What’s a Good SEER Rating?
Looking to buy an investment property or new home? You more than likely are looking for a place with AC. Over 75% of homes in the United States has AC, but not all are created equal.
Understanding the SEER rating is one step to ensuring you find a home you are happy and comfortable in.
Want to learn everything you need to know? Keep reading below to understand the basics and what is a good rating to look for!
What Is it?
SEER stands for Seasonal Energy Efficiency Ratio. Basically, this ratio serves as a measuring stick for how efficient an AC unit is. A good analogy is miles per gallon (MPG) in your car.
While searching for your next home, it is a good idea to ask about the home’s AC SEER. This is especially true if you live in a warm area like Florida, where you will be using your AC significantly.
Ratios can range, but a good rule of thumb is to look for home ACs with a rating above a 13 or 14. These scores are the minimum for modern units.
How to Find Your SEER Rating
It luckily is pretty simple to find out what rating your current or prospective AC model has. Take a close look at the unit. Most will have a sticker, often yellow, labeled Energy Guide.
It should contain the SEER information. The rating should also be present on the manufacturer label, along with serial numbers.
What is Considered Good
As mentioned, most minimum standards are around 13 or 14. While you may immediately want to choose the highest you come across (16 SEER, 18, or even 21), it may not be the right choice for you.
Do some research before deciding. A higher SEER will often mean you will be more comfortable. This is because these units come with additional features like 2-stage compressors and blowers that can function at different speeds.

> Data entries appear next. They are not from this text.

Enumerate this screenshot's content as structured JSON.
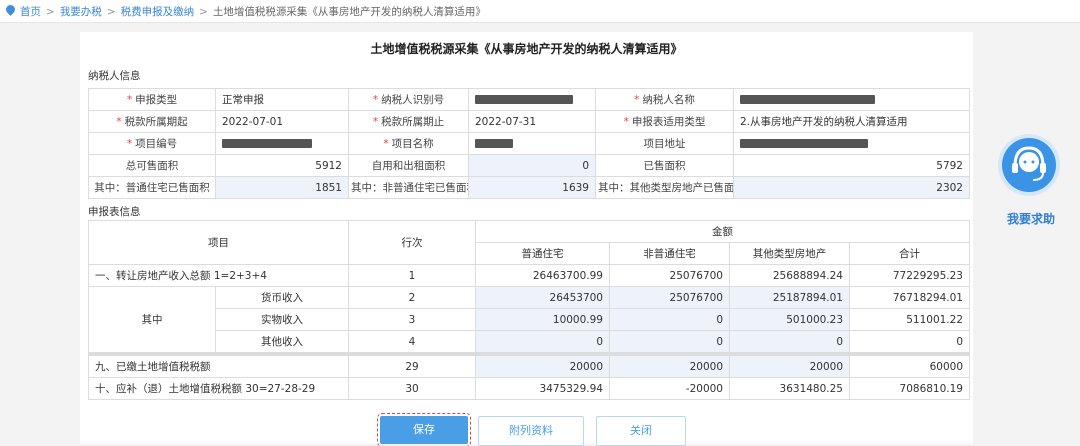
{
  "breadcrumb": {
    "home": "首页",
    "item2": "我要办税",
    "item3": "税费申报及缴纳",
    "current": "土地增值税税源采集《从事房地产开发的纳税人清算适用》"
  },
  "page_title": "土地增值税税源采集《从事房地产开发的纳税人清算适用》",
  "section_taxpayer": "纳税人信息",
  "section_report": "申报表信息",
  "fields": {
    "declare_type_label": "申报类型",
    "declare_type_value": "正常申报",
    "taxpayer_id_label": "纳税人识别号",
    "taxpayer_name_label": "纳税人名称",
    "period_start_label": "税款所属期起",
    "period_start_value": "2022-07-01",
    "period_end_label": "税款所属期止",
    "period_end_value": "2022-07-31",
    "report_type_label": "申报表适用类型",
    "report_type_value": "2.从事房地产开发的纳税人清算适用",
    "project_no_label": "项目编号",
    "project_name_label": "项目名称",
    "project_addr_label": "项目地址",
    "total_sellable_label": "总可售面积",
    "total_sellable_value": "5912",
    "self_rent_label": "自用和出租面积",
    "self_rent_value": "0",
    "sold_area_label": "已售面积",
    "sold_area_value": "5792",
    "ordinary_sold_label": "其中：普通住宅已售面积",
    "ordinary_sold_value": "1851",
    "nonordinary_sold_label": "其中：非普通住宅已售面积",
    "nonordinary_sold_value": "1639",
    "other_sold_label": "其中：其他类型房地产已售面积",
    "other_sold_value": "2302"
  },
  "report": {
    "col_item": "项目",
    "col_line": "行次",
    "col_amount": "金额",
    "col_ordinary": "普通住宅",
    "col_nonordinary": "非普通住宅",
    "col_other": "其他类型房地产",
    "col_total": "合计",
    "row1_label": "一、转让房地产收入总额 1=2+3+4",
    "row1_line": "1",
    "row1": [
      "26463700.99",
      "25076700",
      "25688894.24",
      "77229295.23"
    ],
    "among": "其中",
    "row2_label": "货币收入",
    "row2_line": "2",
    "row2": [
      "26453700",
      "25076700",
      "25187894.01",
      "76718294.01"
    ],
    "row3_label": "实物收入",
    "row3_line": "3",
    "row3": [
      "10000.99",
      "0",
      "501000.23",
      "511001.22"
    ],
    "row4_label": "其他收入",
    "row4_line": "4",
    "row4": [
      "0",
      "0",
      "0",
      "0"
    ],
    "row29_label": "九、已缴土地增值税税额",
    "row29_line": "29",
    "row29": [
      "20000",
      "20000",
      "20000",
      "60000"
    ],
    "row30_label": "十、应补（退）土地增值税税额 30=27-28-29",
    "row30_line": "30",
    "row30": [
      "3475329.94",
      "-20000",
      "3631480.25",
      "7086810.19"
    ]
  },
  "buttons": {
    "save": "保存",
    "attach": "附列资料",
    "close": "关闭"
  },
  "help_label": "我要求助",
  "colors": {
    "primary": "#4a9ee6",
    "required": "#e04444",
    "link": "#3a86d6",
    "input_bg": "#eef3fb"
  }
}
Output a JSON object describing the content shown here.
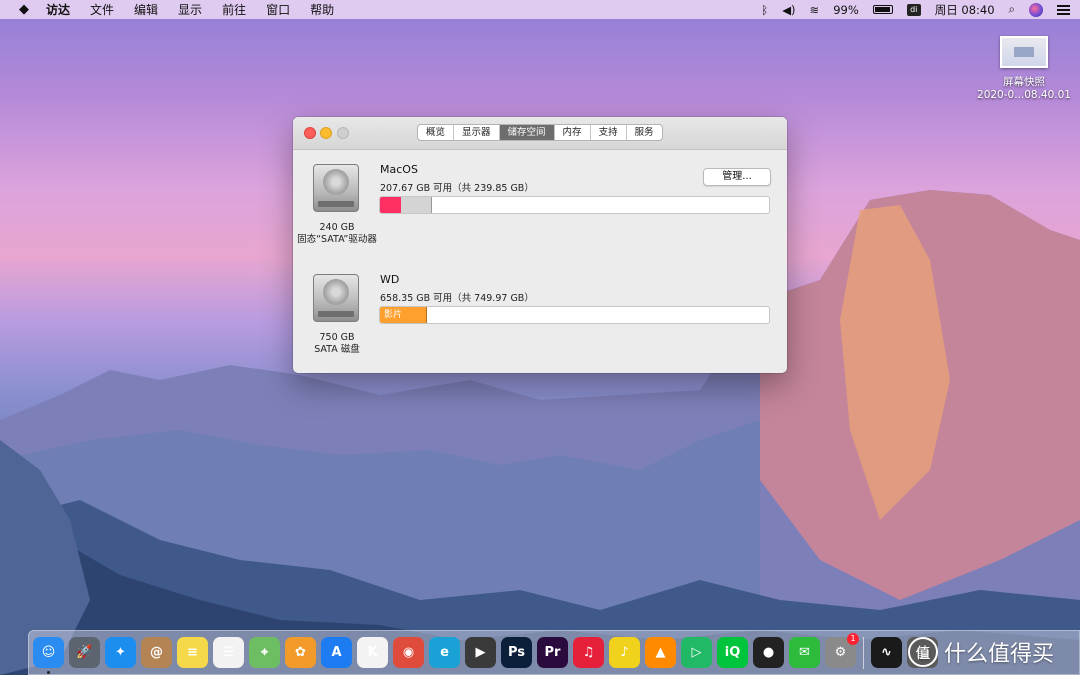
{
  "menubar": {
    "items": [
      "访达",
      "文件",
      "编辑",
      "显示",
      "前往",
      "窗口",
      "帮助"
    ],
    "battery": "99%",
    "clock": "周日 08:40"
  },
  "desktop_icon": {
    "label_line1": "屏幕快照",
    "label_line2": "2020-0...08.40.01"
  },
  "window": {
    "tabs": [
      "概览",
      "显示器",
      "储存空间",
      "内存",
      "支持",
      "服务"
    ],
    "active_tab": "储存空间",
    "disks": [
      {
        "name": "MacOS",
        "available": "207.67 GB 可用（共 239.85 GB）",
        "capacity": "240 GB",
        "type": "固态“SATA”驱动器",
        "manage_label": "管理...",
        "usage_fraction": 0.134
      },
      {
        "name": "WD",
        "available": "658.35 GB 可用（共 749.97 GB）",
        "capacity": "750 GB",
        "type": "SATA 磁盘",
        "segment_label": "影片",
        "usage_fraction": 0.122
      }
    ]
  },
  "dock": {
    "badge_count": "1",
    "apps": [
      {
        "icon": "finder-icon",
        "glyph": "☺",
        "color": "#2a8cf0"
      },
      {
        "icon": "launchpad-icon",
        "glyph": "🚀",
        "color": "#5c6470"
      },
      {
        "icon": "safari-icon",
        "glyph": "✦",
        "color": "#1c8ef0"
      },
      {
        "icon": "contacts-icon",
        "glyph": "@",
        "color": "#b48454"
      },
      {
        "icon": "notes-icon",
        "glyph": "≡",
        "color": "#f6d94b"
      },
      {
        "icon": "reminders-icon",
        "glyph": "☰",
        "color": "#f2f2f2"
      },
      {
        "icon": "maps-icon",
        "glyph": "⌖",
        "color": "#6dbd63"
      },
      {
        "icon": "photos-icon",
        "glyph": "✿",
        "color": "#f29b2a"
      },
      {
        "icon": "app-store-icon",
        "glyph": "A",
        "color": "#1d7cf2"
      },
      {
        "icon": "keynote-like-icon",
        "glyph": "K",
        "color": "#f3f3f3"
      },
      {
        "icon": "chrome-icon",
        "glyph": "◉",
        "color": "#e04c3c"
      },
      {
        "icon": "edge-icon",
        "glyph": "e",
        "color": "#1aa2d6"
      },
      {
        "icon": "final-cut-icon",
        "glyph": "▶",
        "color": "#3a3a3a"
      },
      {
        "icon": "photoshop-icon",
        "glyph": "Ps",
        "color": "#0b1f3a"
      },
      {
        "icon": "premiere-icon",
        "glyph": "Pr",
        "color": "#2b0a3d"
      },
      {
        "icon": "netease-music-icon",
        "glyph": "♫",
        "color": "#e6203a"
      },
      {
        "icon": "qq-music-icon",
        "glyph": "♪",
        "color": "#f0d21c"
      },
      {
        "icon": "vlc-icon",
        "glyph": "▲",
        "color": "#ff8a00"
      },
      {
        "icon": "tencent-video-icon",
        "glyph": "▷",
        "color": "#21b866"
      },
      {
        "icon": "iqiyi-icon",
        "glyph": "iQ",
        "color": "#00c43c"
      },
      {
        "icon": "qq-icon",
        "glyph": "●",
        "color": "#222222"
      },
      {
        "icon": "wechat-icon",
        "glyph": "✉",
        "color": "#2dbb3c"
      },
      {
        "icon": "system-preferences-icon",
        "glyph": "⚙",
        "color": "#8a8a8a"
      },
      {
        "icon": "activity-monitor-icon",
        "glyph": "∿",
        "color": "#1a1a1a"
      },
      {
        "icon": "disk-utility-icon",
        "glyph": "▤",
        "color": "#5a5a5a"
      }
    ]
  },
  "watermark": {
    "logo": "值",
    "text": "什么值得买"
  }
}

It’s also important to understand your model and what specific maintenance requirements and costs will come with it.
You may think there is no downside to choosing a unit with a higher than average SEER. You will likely be more comfortable and it will give you a lower monthly bill.
But be cautious about upgrading a current lower model. It is much more expensive to purchase and install a higher SEER model. Depending on how long you stay in a home, it is unlikely you will make up the differences in savings.
Keep Your AC Going Strong for Years to Come
Hopefully, you now see why it is important to understand what the SEER rating for an AC unit is on any home you are looking at. Knowing this information up front can save you hundreds down the road.
With proper care and attention, any unit will keep you cool and comfortable for quite some time.
Do you still have some questions? Let us know in the comments or please contact us. We would love to help!